The reasons cited in the study for avoiding the vaccine were varied, ranging from the understandable to the ludicrous. Civil liberty was a concern for many: 45% of unvaccinated Canadians claimed they are defending their right to make their own choices, and 22% say they just don't like the government telling them what to do.
Fear seems to be another strong motivator: 42% of unvaccinated Canadians claimed to be waiting for more data about the vaccine's safety, and 28% said they're anxious or scared of the effects the vaccine may have.
32% of unvaccinated Canadians, meanwhile, simply said that their immune system could beat the virus if they got it, so they don't need a vaccine.
Misinformation and conspiracy theories have also contributed to anti-vax sentiments. 21% said they're concerned that the vaccine will affect their genetic structure. 9% still think that COVID-19 is a hoax, while 7% believe the vaccine is just a ploy to keep drug companies rich and 4% think it's a global conspiracy to control those who get it. 3% think the vaccine will give them COVID-19.
Finally, only 1% of unvaccinated Canadians claimed it was against their religion to get the vaccine.
On the other end of the spectrum, 67% of Quebecers think that the vaccine should be mandatory, which is just above the national average of 66%. 78% of people in Quebec support the provincial government's decision to require a vaccine passport to enter the SAQ, the SQDC and large stores. And amid the controversy, 66% of Quebecers support an anti-vax tax.

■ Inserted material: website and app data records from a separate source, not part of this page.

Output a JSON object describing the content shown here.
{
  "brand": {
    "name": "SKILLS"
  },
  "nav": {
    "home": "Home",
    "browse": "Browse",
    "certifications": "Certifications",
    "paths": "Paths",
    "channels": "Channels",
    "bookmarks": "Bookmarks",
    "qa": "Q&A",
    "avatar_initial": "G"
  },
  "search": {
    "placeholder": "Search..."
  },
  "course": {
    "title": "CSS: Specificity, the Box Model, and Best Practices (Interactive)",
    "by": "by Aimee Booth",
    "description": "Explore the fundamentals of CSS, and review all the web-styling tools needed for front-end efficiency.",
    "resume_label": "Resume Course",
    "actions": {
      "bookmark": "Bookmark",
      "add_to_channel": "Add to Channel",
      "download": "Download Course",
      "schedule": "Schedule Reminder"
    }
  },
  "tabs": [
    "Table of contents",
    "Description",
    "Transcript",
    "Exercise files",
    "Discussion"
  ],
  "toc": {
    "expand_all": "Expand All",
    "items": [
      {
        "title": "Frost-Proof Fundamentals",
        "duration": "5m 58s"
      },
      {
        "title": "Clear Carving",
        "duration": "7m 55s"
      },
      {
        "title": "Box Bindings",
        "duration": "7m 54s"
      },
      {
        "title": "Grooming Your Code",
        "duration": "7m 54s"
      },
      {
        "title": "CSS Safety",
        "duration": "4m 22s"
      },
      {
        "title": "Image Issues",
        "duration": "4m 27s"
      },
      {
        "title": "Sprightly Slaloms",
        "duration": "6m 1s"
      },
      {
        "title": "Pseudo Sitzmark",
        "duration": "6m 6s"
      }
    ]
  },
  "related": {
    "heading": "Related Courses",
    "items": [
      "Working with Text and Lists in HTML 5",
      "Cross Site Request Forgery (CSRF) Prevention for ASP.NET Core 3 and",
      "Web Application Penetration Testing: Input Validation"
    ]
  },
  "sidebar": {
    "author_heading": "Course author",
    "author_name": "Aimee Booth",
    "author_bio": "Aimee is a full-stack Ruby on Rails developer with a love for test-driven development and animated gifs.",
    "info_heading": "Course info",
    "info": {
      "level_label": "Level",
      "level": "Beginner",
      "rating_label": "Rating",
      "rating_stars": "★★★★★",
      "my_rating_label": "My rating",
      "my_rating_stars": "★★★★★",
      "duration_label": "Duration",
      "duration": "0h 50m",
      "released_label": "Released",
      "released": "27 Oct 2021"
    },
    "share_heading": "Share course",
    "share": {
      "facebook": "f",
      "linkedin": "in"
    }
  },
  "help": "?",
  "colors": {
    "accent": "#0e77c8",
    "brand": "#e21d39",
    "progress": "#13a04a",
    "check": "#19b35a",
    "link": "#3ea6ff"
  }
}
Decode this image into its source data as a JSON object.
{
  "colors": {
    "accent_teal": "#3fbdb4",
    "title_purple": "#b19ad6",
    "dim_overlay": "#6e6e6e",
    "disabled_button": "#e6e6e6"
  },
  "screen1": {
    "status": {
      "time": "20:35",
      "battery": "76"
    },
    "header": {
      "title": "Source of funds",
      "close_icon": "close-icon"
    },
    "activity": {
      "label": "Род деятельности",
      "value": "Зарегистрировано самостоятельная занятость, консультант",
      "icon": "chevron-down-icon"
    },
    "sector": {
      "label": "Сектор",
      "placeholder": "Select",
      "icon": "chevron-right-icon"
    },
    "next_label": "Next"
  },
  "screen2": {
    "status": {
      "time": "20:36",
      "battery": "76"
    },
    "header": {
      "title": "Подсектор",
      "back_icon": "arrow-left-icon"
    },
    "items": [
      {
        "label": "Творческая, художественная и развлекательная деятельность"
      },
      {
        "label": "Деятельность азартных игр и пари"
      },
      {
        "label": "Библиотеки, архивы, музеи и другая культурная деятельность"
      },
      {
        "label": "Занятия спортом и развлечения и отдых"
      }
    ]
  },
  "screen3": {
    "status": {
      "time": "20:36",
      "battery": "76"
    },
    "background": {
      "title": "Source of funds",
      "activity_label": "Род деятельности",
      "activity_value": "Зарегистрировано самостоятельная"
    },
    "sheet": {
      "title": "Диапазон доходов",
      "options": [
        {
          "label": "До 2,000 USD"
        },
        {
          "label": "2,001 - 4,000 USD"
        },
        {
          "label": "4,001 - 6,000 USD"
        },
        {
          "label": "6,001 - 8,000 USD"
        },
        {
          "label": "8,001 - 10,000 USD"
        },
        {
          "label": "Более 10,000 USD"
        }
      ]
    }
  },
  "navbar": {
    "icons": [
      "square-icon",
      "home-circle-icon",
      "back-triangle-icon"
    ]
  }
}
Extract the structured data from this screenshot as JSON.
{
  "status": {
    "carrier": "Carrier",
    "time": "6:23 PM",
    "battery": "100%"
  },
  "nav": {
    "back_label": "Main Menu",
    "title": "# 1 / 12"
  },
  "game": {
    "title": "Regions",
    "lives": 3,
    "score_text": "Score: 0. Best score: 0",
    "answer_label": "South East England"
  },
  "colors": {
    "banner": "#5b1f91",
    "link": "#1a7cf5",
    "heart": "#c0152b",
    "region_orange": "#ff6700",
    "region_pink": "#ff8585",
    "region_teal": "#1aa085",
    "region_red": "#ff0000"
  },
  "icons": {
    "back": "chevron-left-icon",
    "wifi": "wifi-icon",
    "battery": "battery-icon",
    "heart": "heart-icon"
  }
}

The strain on our health care system remains a concern for Quebecers. 60% of respondents think the unvaccinated should pay out of pocket for any medical assistance they need due to COVID-19, and 35% believe the unvaccinated shouldn't be treated in public health care facilities at all.